Data about app and page elements
□ □ □ □ □

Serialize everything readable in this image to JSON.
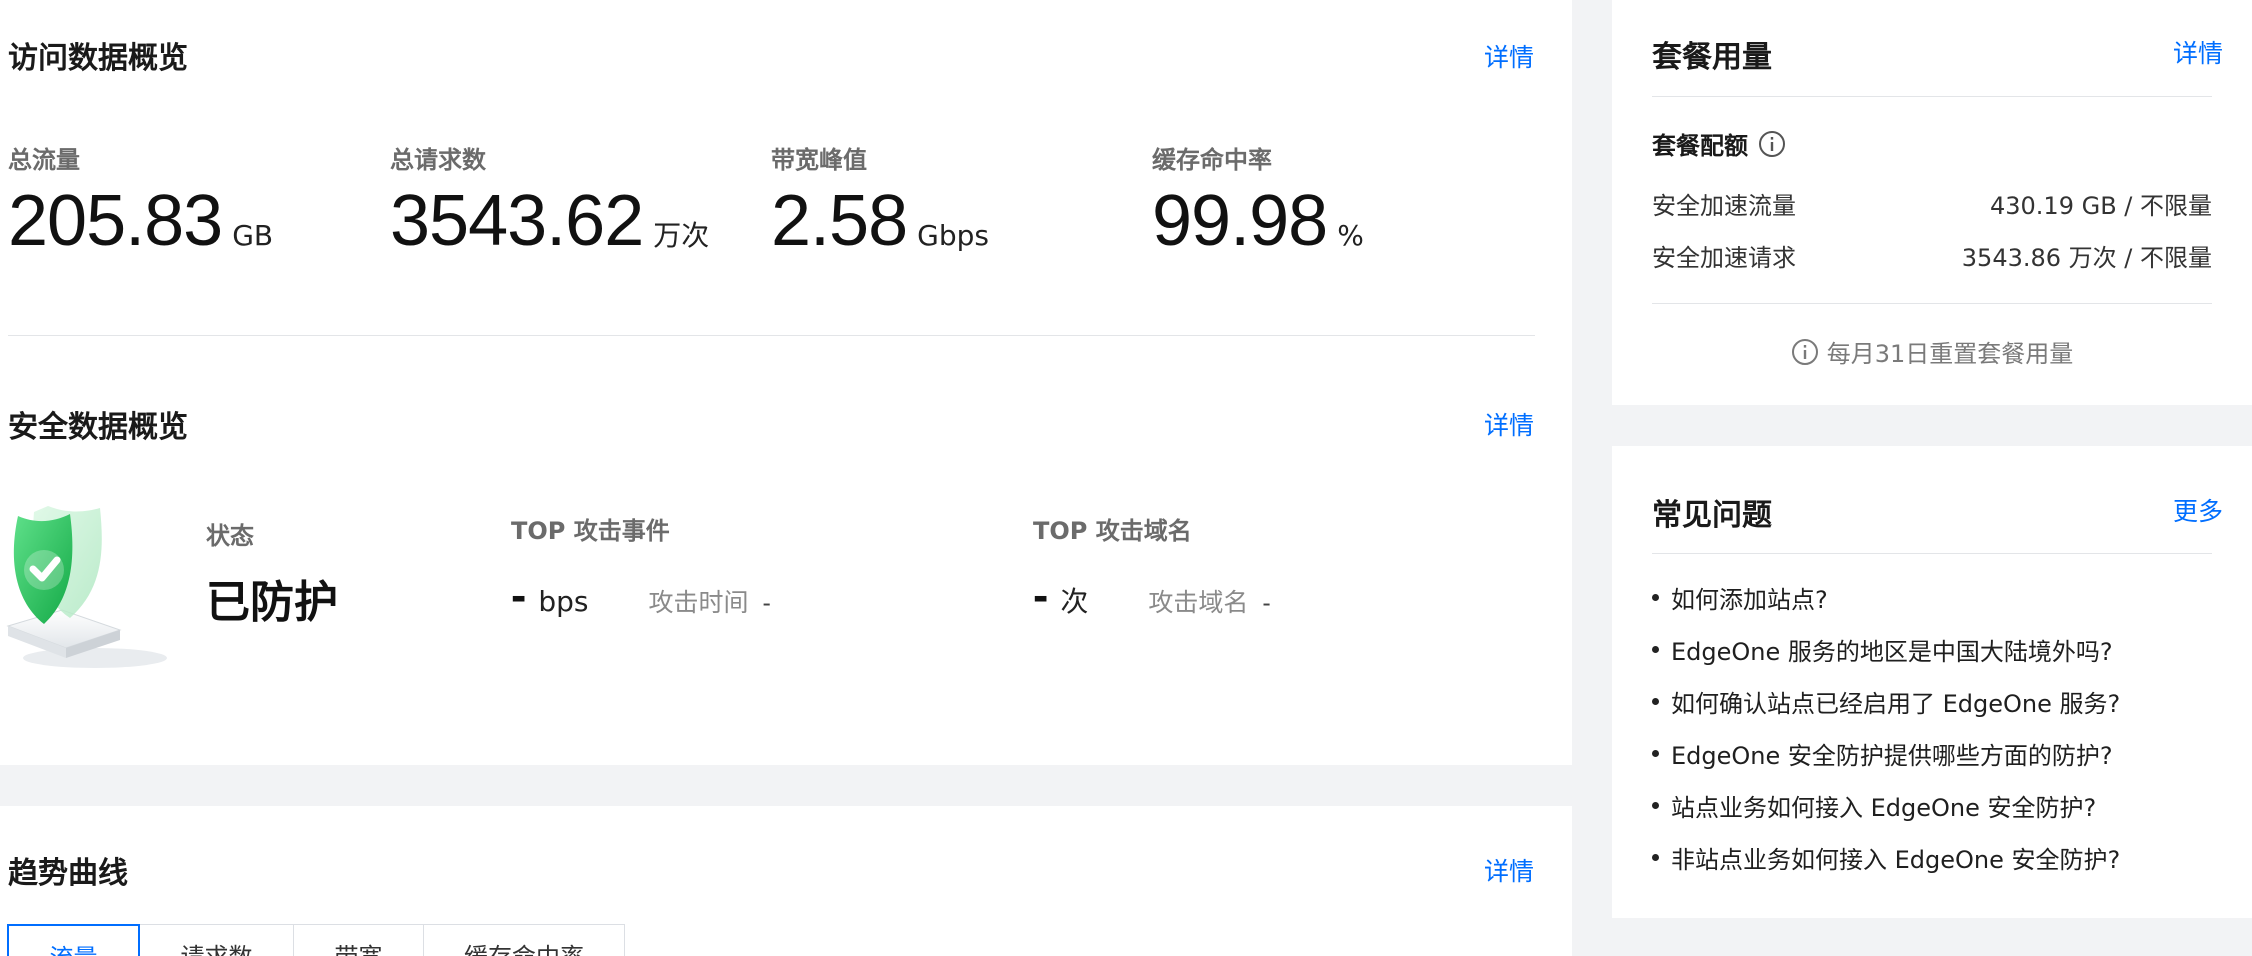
{
  "overview": {
    "title": "访问数据概览",
    "detail_link": "详情",
    "metrics": [
      {
        "label": "总流量",
        "value": "205.83",
        "unit": "GB"
      },
      {
        "label": "总请求数",
        "value": "3543.62",
        "unit": "万次"
      },
      {
        "label": "带宽峰值",
        "value": "2.58",
        "unit": "Gbps"
      },
      {
        "label": "缓存命中率",
        "value": "99.98",
        "unit": "%"
      }
    ]
  },
  "security": {
    "title": "安全数据概览",
    "detail_link": "详情",
    "status_label": "状态",
    "status_value": "已防护",
    "top_event": {
      "label": "TOP 攻击事件",
      "value": "-",
      "unit": "bps",
      "key": "攻击时间",
      "key_value": "-"
    },
    "top_domain": {
      "label": "TOP 攻击域名",
      "value": "-",
      "unit": "次",
      "key": "攻击域名",
      "key_value": "-"
    },
    "shield_icon": "shield-check-icon"
  },
  "trend": {
    "title": "趋势曲线",
    "detail_link": "详情",
    "tabs": [
      "流量",
      "请求数",
      "带宽",
      "缓存命中率"
    ],
    "active_tab": "流量"
  },
  "plan": {
    "title": "套餐用量",
    "detail_link": "详情",
    "quota_label": "套餐配额",
    "rows": [
      {
        "label": "安全加速流量",
        "value": "430.19 GB / 不限量"
      },
      {
        "label": "安全加速请求",
        "value": "3543.86 万次 / 不限量"
      }
    ],
    "note": "每月31日重置套餐用量"
  },
  "faq": {
    "title": "常见问题",
    "more_link": "更多",
    "items": [
      "如何添加站点?",
      "EdgeOne 服务的地区是中国大陆境外吗?",
      "如何确认站点已经启用了 EdgeOne 服务?",
      "EdgeOne 安全防护提供哪些方面的防护?",
      "站点业务如何接入 EdgeOne 安全防护?",
      "非站点业务如何接入 EdgeOne 安全防护?"
    ]
  },
  "colors": {
    "accent": "#006eff",
    "background": "#f2f3f5",
    "shield_green": "#27c45a"
  }
}
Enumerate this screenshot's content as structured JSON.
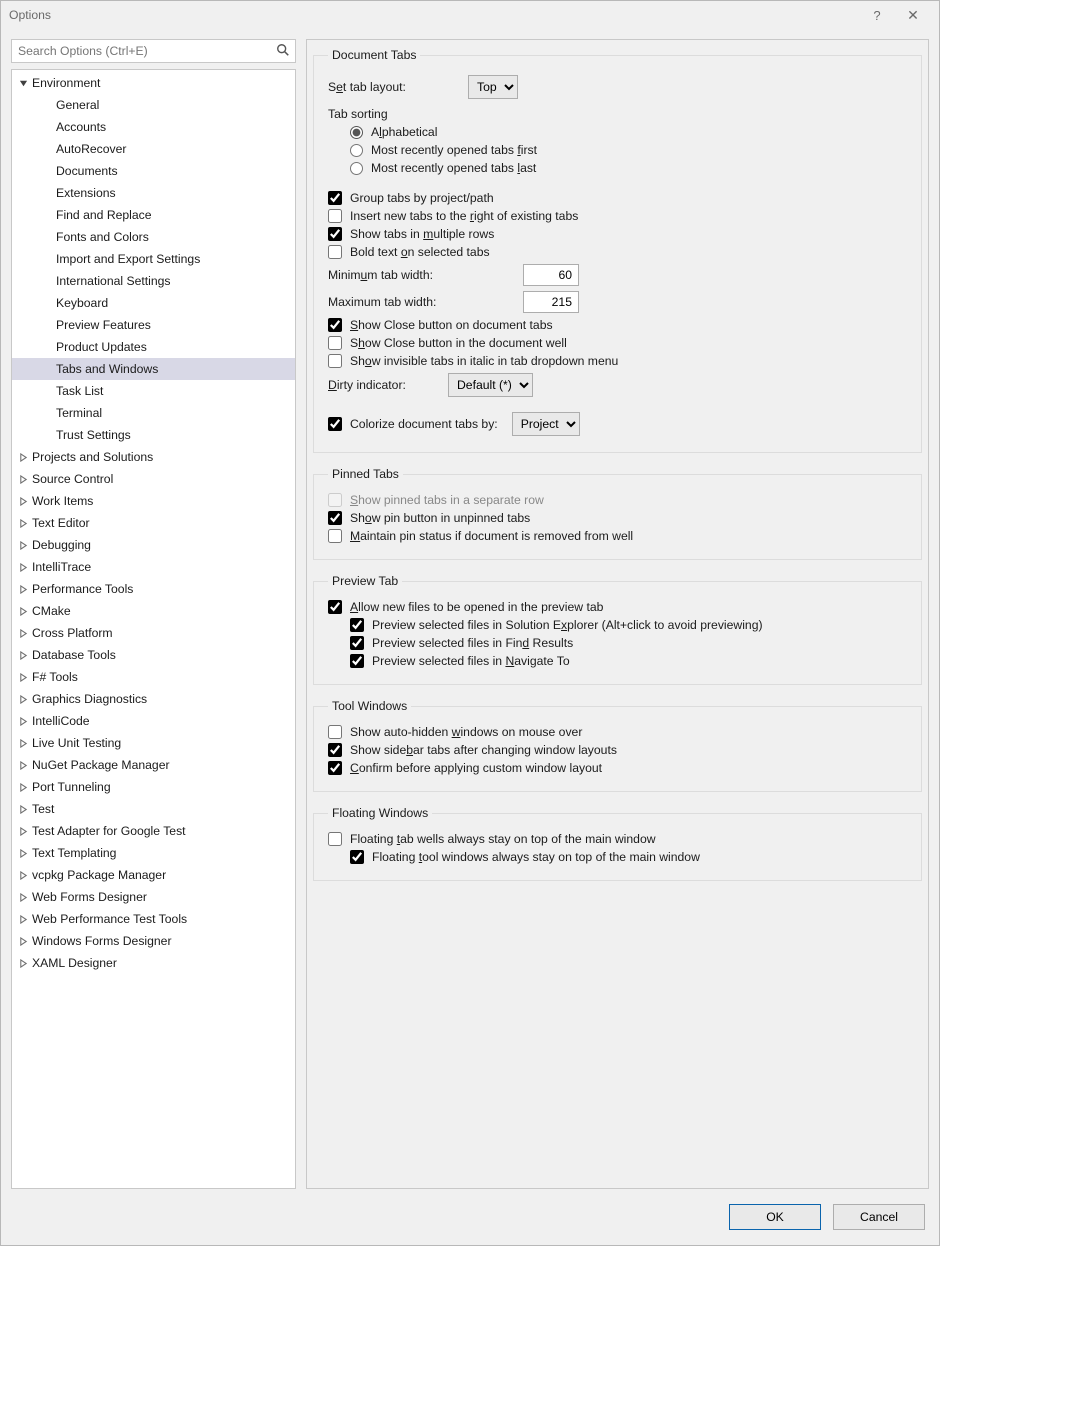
{
  "title": "Options",
  "search_placeholder": "Search Options (Ctrl+E)",
  "tree": {
    "environment": "Environment",
    "env_children": [
      "General",
      "Accounts",
      "AutoRecover",
      "Documents",
      "Extensions",
      "Find and Replace",
      "Fonts and Colors",
      "Import and Export Settings",
      "International Settings",
      "Keyboard",
      "Preview Features",
      "Product Updates",
      "Tabs and Windows",
      "Task List",
      "Terminal",
      "Trust Settings"
    ],
    "selected": "Tabs and Windows",
    "collapsed": [
      "Projects and Solutions",
      "Source Control",
      "Work Items",
      "Text Editor",
      "Debugging",
      "IntelliTrace",
      "Performance Tools",
      "CMake",
      "Cross Platform",
      "Database Tools",
      "F# Tools",
      "Graphics Diagnostics",
      "IntelliCode",
      "Live Unit Testing",
      "NuGet Package Manager",
      "Port Tunneling",
      "Test",
      "Test Adapter for Google Test",
      "Text Templating",
      "vcpkg Package Manager",
      "Web Forms Designer",
      "Web Performance Test Tools",
      "Windows Forms Designer",
      "XAML Designer"
    ]
  },
  "groups": {
    "document_tabs": "Document Tabs",
    "pinned_tabs": "Pinned Tabs",
    "preview_tab": "Preview Tab",
    "tool_windows": "Tool Windows",
    "floating_windows": "Floating Windows"
  },
  "doc": {
    "set_tab_layout_label": "Set tab layout:",
    "set_tab_layout_value": "Top",
    "tab_sorting_label": "Tab sorting",
    "sort_alpha": "Alphabetical",
    "sort_first": "Most recently opened tabs first",
    "sort_last": "Most recently opened tabs last",
    "group_tabs": "Group tabs by project/path",
    "insert_right": "Insert new tabs to the right of existing tabs",
    "multi_row": "Show tabs in multiple rows",
    "bold_selected": "Bold text on selected tabs",
    "min_width_label": "Minimum tab width:",
    "min_width_value": "60",
    "max_width_label": "Maximum tab width:",
    "max_width_value": "215",
    "close_on_tabs": "Show Close button on document tabs",
    "close_in_well": "Show Close button in the document well",
    "invisible_italic": "Show invisible tabs in italic in tab dropdown menu",
    "dirty_label": "Dirty indicator:",
    "dirty_value": "Default (*)",
    "colorize_label": "Colorize document tabs by:",
    "colorize_value": "Project"
  },
  "pinned": {
    "separate_row": "Show pinned tabs in a separate row",
    "pin_button": "Show pin button in unpinned tabs",
    "maintain_pin": "Maintain pin status if document is removed from well"
  },
  "preview": {
    "allow": "Allow new files to be opened in the preview tab",
    "sol_explorer": "Preview selected files in Solution Explorer (Alt+click to avoid previewing)",
    "find_results": "Preview selected files in Find Results",
    "navigate_to": "Preview selected files in Navigate To"
  },
  "tool": {
    "auto_hidden": "Show auto-hidden windows on mouse over",
    "sidebar_tabs": "Show sidebar tabs after changing window layouts",
    "confirm_layout": "Confirm before applying custom window layout"
  },
  "floating": {
    "tab_wells": "Floating tab wells always stay on top of the main window",
    "tool_windows": "Floating tool windows always stay on top of the main window"
  },
  "buttons": {
    "ok": "OK",
    "cancel": "Cancel"
  }
}
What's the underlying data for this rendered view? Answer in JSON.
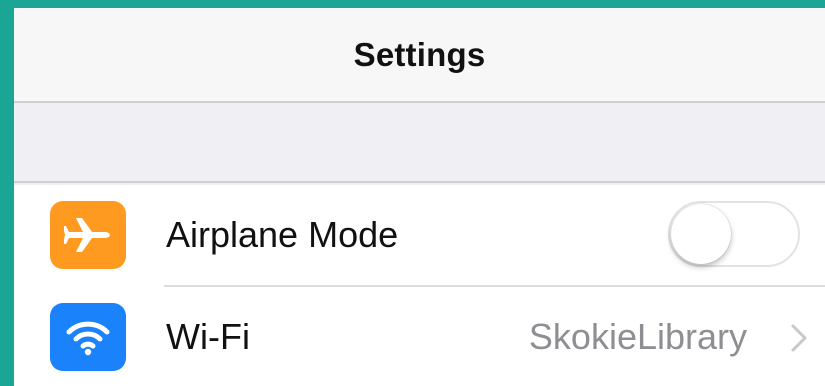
{
  "nav": {
    "title": "Settings"
  },
  "settings": {
    "items": [
      {
        "label": "Airplane Mode",
        "icon": "airplane-icon",
        "icon_color": "#fe9a1f",
        "control": "toggle",
        "toggle_on": false
      },
      {
        "label": "Wi-Fi",
        "icon": "wifi-icon",
        "icon_color": "#1a82fb",
        "control": "disclosure",
        "value": "SkokieLibrary"
      }
    ]
  },
  "colors": {
    "frame": "#1aa594",
    "nav_background": "#f7f7f7",
    "group_background": "#efeff4",
    "secondary_text": "#8e8e93"
  }
}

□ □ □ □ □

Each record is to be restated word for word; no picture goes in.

| Task answer |
Serialize everything readable in this image to JSON.
{
  "overview": {
    "title": "访问数据概览",
    "detail_link": "详情",
    "metrics": [
      {
        "label": "总流量",
        "value": "205.83",
        "unit": "GB"
      },
      {
        "label": "总请求数",
        "value": "3543.62",
        "unit": "万次"
      },
      {
        "label": "带宽峰值",
        "value": "2.58",
        "unit": "Gbps"
      },
      {
        "label": "缓存命中率",
        "value": "99.98",
        "unit": "%"
      }
    ]
  },
  "security": {
    "title": "安全数据概览",
    "detail_link": "详情",
    "status_label": "状态",
    "status_value": "已防护",
    "top_event": {
      "label": "TOP 攻击事件",
      "value": "-",
      "unit": "bps",
      "key": "攻击时间",
      "key_value": "-"
    },
    "top_domain": {
      "label": "TOP 攻击域名",
      "value": "-",
      "unit": "次",
      "key": "攻击域名",
      "key_value": "-"
    },
    "shield_icon": "shield-check-icon"
  },
  "trend": {
    "title": "趋势曲线",
    "detail_link": "详情",
    "tabs": [
      "流量",
      "请求数",
      "带宽",
      "缓存命中率"
    ],
    "active_tab": "流量"
  },
  "plan": {
    "title": "套餐用量",
    "detail_link": "详情",
    "quota_label": "套餐配额",
    "rows": [
      {
        "label": "安全加速流量",
        "value": "430.19 GB / 不限量"
      },
      {
        "label": "安全加速请求",
        "value": "3543.86 万次 / 不限量"
      }
    ],
    "note": "每月31日重置套餐用量"
  },
  "faq": {
    "title": "常见问题",
    "more_link": "更多",
    "items": [
      "如何添加站点?",
      "EdgeOne 服务的地区是中国大陆境外吗?",
      "如何确认站点已经启用了 EdgeOne 服务?",
      "EdgeOne 安全防护提供哪些方面的防护?",
      "站点业务如何接入 EdgeOne 安全防护?",
      "非站点业务如何接入 EdgeOne 安全防护?"
    ]
  },
  "colors": {
    "accent": "#006eff",
    "background": "#f2f3f5",
    "shield_green": "#27c45a"
  }
}
Enumerate this screenshot's content as structured JSON.
{
  "title": "Options",
  "search_placeholder": "Search Options (Ctrl+E)",
  "tree": {
    "environment": "Environment",
    "env_children": [
      "General",
      "Accounts",
      "AutoRecover",
      "Documents",
      "Extensions",
      "Find and Replace",
      "Fonts and Colors",
      "Import and Export Settings",
      "International Settings",
      "Keyboard",
      "Preview Features",
      "Product Updates",
      "Tabs and Windows",
      "Task List",
      "Terminal",
      "Trust Settings"
    ],
    "selected": "Tabs and Windows",
    "collapsed": [
      "Projects and Solutions",
      "Source Control",
      "Work Items",
      "Text Editor",
      "Debugging",
      "IntelliTrace",
      "Performance Tools",
      "CMake",
      "Cross Platform",
      "Database Tools",
      "F# Tools",
      "Graphics Diagnostics",
      "IntelliCode",
      "Live Unit Testing",
      "NuGet Package Manager",
      "Port Tunneling",
      "Test",
      "Test Adapter for Google Test",
      "Text Templating",
      "vcpkg Package Manager",
      "Web Forms Designer",
      "Web Performance Test Tools",
      "Windows Forms Designer",
      "XAML Designer"
    ]
  },
  "groups": {
    "document_tabs": "Document Tabs",
    "pinned_tabs": "Pinned Tabs",
    "preview_tab": "Preview Tab",
    "tool_windows": "Tool Windows",
    "floating_windows": "Floating Windows"
  },
  "doc": {
    "set_tab_layout_label": "Set tab layout:",
    "set_tab_layout_value": "Top",
    "tab_sorting_label": "Tab sorting",
    "sort_alpha": "Alphabetical",
    "sort_first": "Most recently opened tabs first",
    "sort_last": "Most recently opened tabs last",
    "group_tabs": "Group tabs by project/path",
    "insert_right": "Insert new tabs to the right of existing tabs",
    "multi_row": "Show tabs in multiple rows",
    "bold_selected": "Bold text on selected tabs",
    "min_width_label": "Minimum tab width:",
    "min_width_value": "60",
    "max_width_label": "Maximum tab width:",
    "max_width_value": "215",
    "close_on_tabs": "Show Close button on document tabs",
    "close_in_well": "Show Close button in the document well",
    "invisible_italic": "Show invisible tabs in italic in tab dropdown menu",
    "dirty_label": "Dirty indicator:",
    "dirty_value": "Default (*)",
    "colorize_label": "Colorize document tabs by:",
    "colorize_value": "Project"
  },
  "pinned": {
    "separate_row": "Show pinned tabs in a separate row",
    "pin_button": "Show pin button in unpinned tabs",
    "maintain_pin": "Maintain pin status if document is removed from well"
  },
  "preview": {
    "allow": "Allow new files to be opened in the preview tab",
    "sol_explorer": "Preview selected files in Solution Explorer (Alt+click to avoid previewing)",
    "find_results": "Preview selected files in Find Results",
    "navigate_to": "Preview selected files in Navigate To"
  },
  "tool": {
    "auto_hidden": "Show auto-hidden windows on mouse over",
    "sidebar_tabs": "Show sidebar tabs after changing window layouts",
    "confirm_layout": "Confirm before applying custom window layout"
  },
  "floating": {
    "tab_wells": "Floating tab wells always stay on top of the main window",
    "tool_windows": "Floating tool windows always stay on top of the main window"
  },
  "buttons": {
    "ok": "OK",
    "cancel": "Cancel"
  }
}
What's the underlying data for this rendered view? Answer in JSON.
{
  "nav": {
    "title": "Settings"
  },
  "settings": {
    "items": [
      {
        "label": "Airplane Mode",
        "icon": "airplane-icon",
        "icon_color": "#fe9a1f",
        "control": "toggle",
        "toggle_on": false
      },
      {
        "label": "Wi-Fi",
        "icon": "wifi-icon",
        "icon_color": "#1a82fb",
        "control": "disclosure",
        "value": "SkokieLibrary"
      }
    ]
  },
  "colors": {
    "frame": "#1aa594",
    "nav_background": "#f7f7f7",
    "group_background": "#efeff4",
    "secondary_text": "#8e8e93"
  }
}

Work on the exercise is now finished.